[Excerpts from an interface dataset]
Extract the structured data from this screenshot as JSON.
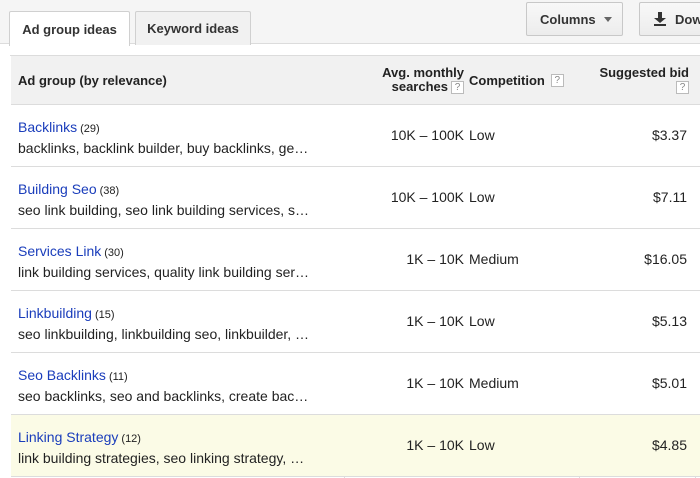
{
  "tabs": [
    {
      "label": "Ad group ideas",
      "active": true
    },
    {
      "label": "Keyword ideas",
      "active": false
    }
  ],
  "toolbar": {
    "columns_label": "Columns",
    "download_label": "Download"
  },
  "table": {
    "headers": {
      "adgroup": "Ad group (by relevance)",
      "searches_line1": "Avg. monthly",
      "searches_line2": "searches",
      "competition": "Competition",
      "bid": "Suggested bid",
      "help": "?"
    },
    "rows": [
      {
        "name": "Backlinks",
        "count": "(29)",
        "keywords": "backlinks, backlink builder, buy backlinks, ge…",
        "searches": "10K – 100K",
        "competition": "Low",
        "bid": "$3.37"
      },
      {
        "name": "Building Seo",
        "count": "(38)",
        "keywords": "seo link building, seo link building services, s…",
        "searches": "10K – 100K",
        "competition": "Low",
        "bid": "$7.11"
      },
      {
        "name": "Services Link",
        "count": "(30)",
        "keywords": "link building services, quality link building ser…",
        "searches": "1K – 10K",
        "competition": "Medium",
        "bid": "$16.05"
      },
      {
        "name": "Linkbuilding",
        "count": "(15)",
        "keywords": "seo linkbuilding, linkbuilding seo, linkbuilder, …",
        "searches": "1K – 10K",
        "competition": "Low",
        "bid": "$5.13"
      },
      {
        "name": "Seo Backlinks",
        "count": "(11)",
        "keywords": "seo backlinks, seo and backlinks, create bac…",
        "searches": "1K – 10K",
        "competition": "Medium",
        "bid": "$5.01"
      },
      {
        "name": "Linking Strategy",
        "count": "(12)",
        "keywords": "link building strategies, seo linking strategy, …",
        "searches": "1K – 10K",
        "competition": "Low",
        "bid": "$4.85"
      }
    ]
  },
  "colors": {
    "link": "#1a3dbb",
    "highlight_row": "#fbfbe6",
    "header_bg": "#f1f1f1"
  }
}
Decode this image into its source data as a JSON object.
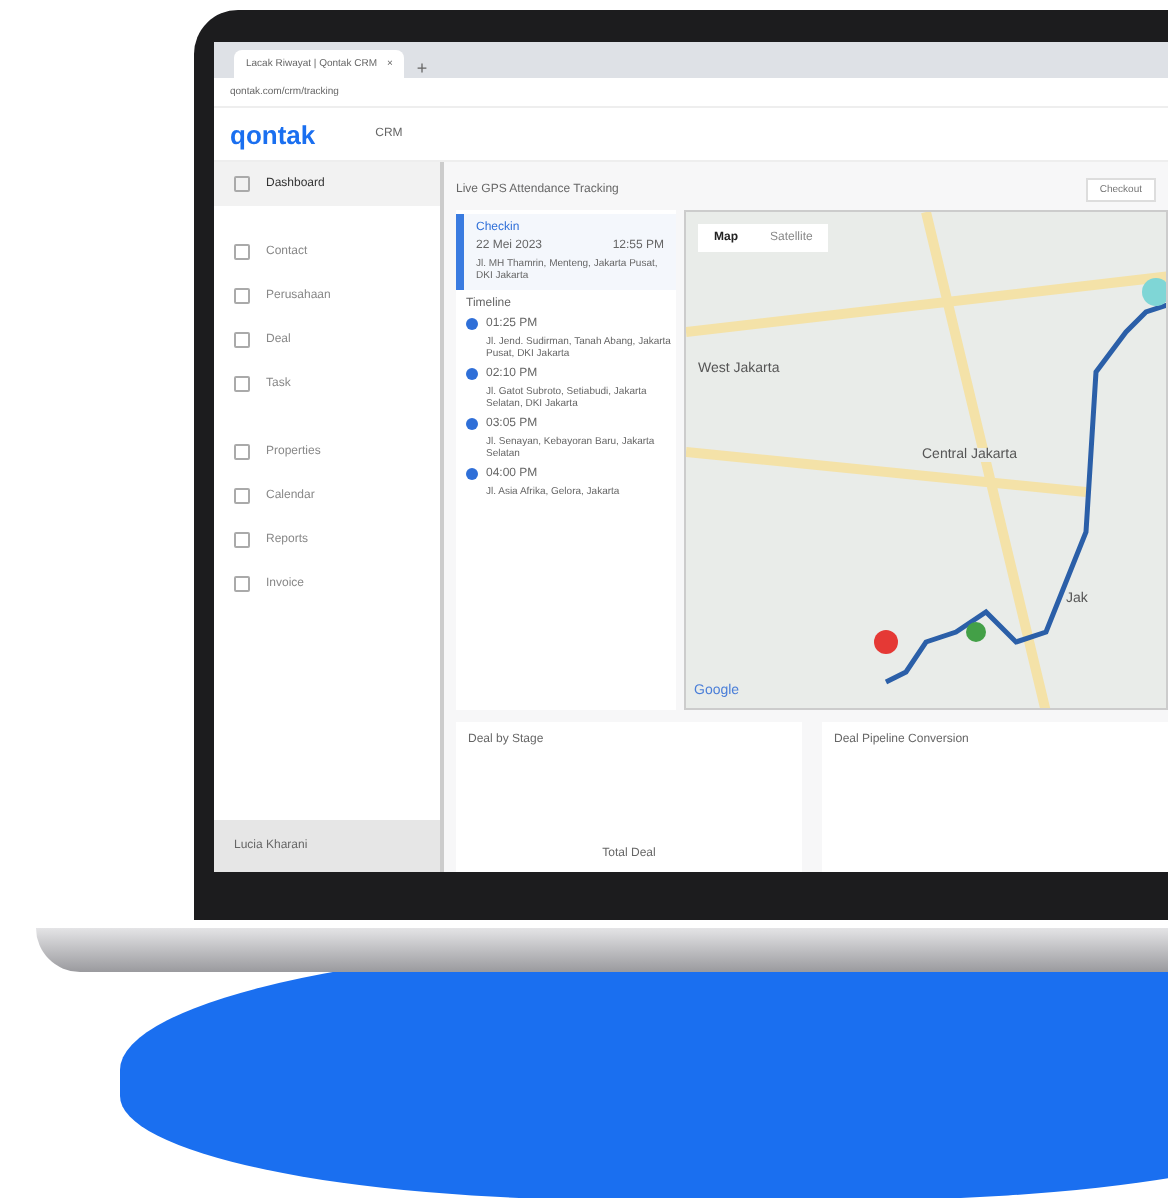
{
  "browser": {
    "tab_title": "Lacak Riwayat | Qontak CRM",
    "new_tab": "+",
    "close_tab": "×",
    "url": "qontak.com/crm/tracking"
  },
  "app": {
    "logo": "qontak",
    "module": "CRM"
  },
  "sidebar": {
    "items": [
      {
        "label": "Dashboard",
        "selected": true
      },
      {
        "label": "Contact",
        "selected": false
      },
      {
        "label": "Perusahaan",
        "selected": false
      },
      {
        "label": "Deal",
        "selected": false
      },
      {
        "label": "Task",
        "selected": false
      },
      {
        "label": "Properties",
        "selected": false
      },
      {
        "label": "Calendar",
        "selected": false
      },
      {
        "label": "Reports",
        "selected": false
      },
      {
        "label": "Invoice",
        "selected": false
      }
    ],
    "user": "Lucia Kharani"
  },
  "tracking": {
    "title": "Live GPS Attendance Tracking",
    "action": "Checkout",
    "checkin": {
      "label": "Checkin",
      "date": "22 Mei 2023",
      "time": "12:55 PM",
      "address": "Jl. MH Thamrin, Menteng, Jakarta Pusat, DKI Jakarta"
    },
    "timeline_label": "Timeline",
    "events": [
      {
        "time": "01:25 PM",
        "address": "Jl. Jend. Sudirman, Tanah Abang, Jakarta Pusat, DKI Jakarta"
      },
      {
        "time": "02:10 PM",
        "address": "Jl. Gatot Subroto, Setiabudi, Jakarta Selatan, DKI Jakarta"
      },
      {
        "time": "03:05 PM",
        "address": "Jl. Senayan, Kebayoran Baru, Jakarta Selatan"
      },
      {
        "time": "04:00 PM",
        "address": "Jl. Asia Afrika, Gelora, Jakarta"
      }
    ],
    "map": {
      "tabs": [
        {
          "label": "Map",
          "selected": true
        },
        {
          "label": "Satellite",
          "selected": false
        }
      ],
      "places": [
        "West Jakarta",
        "Central Jakarta",
        "Jak"
      ],
      "credit": "Google"
    }
  },
  "bottom": {
    "left_title": "Deal by Stage",
    "left_note": "Total Deal",
    "right_title": "Deal Pipeline Conversion"
  }
}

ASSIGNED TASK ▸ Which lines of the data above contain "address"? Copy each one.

WRITTEN RESPONSE ▸
      "address": "Jl. MH Thamrin, Menteng, Jakarta Pusat, DKI Jakarta"
        "address": "Jl. Jend. Sudirman, Tanah Abang, Jakarta Pusat, DKI Jakarta"
        "address": "Jl. Gatot Subroto, Setiabudi, Jakarta Selatan, DKI Jakarta"
        "address": "Jl. Senayan, Kebayoran Baru, Jakarta Selatan"
        "address": "Jl. Asia Afrika, Gelora, Jakarta"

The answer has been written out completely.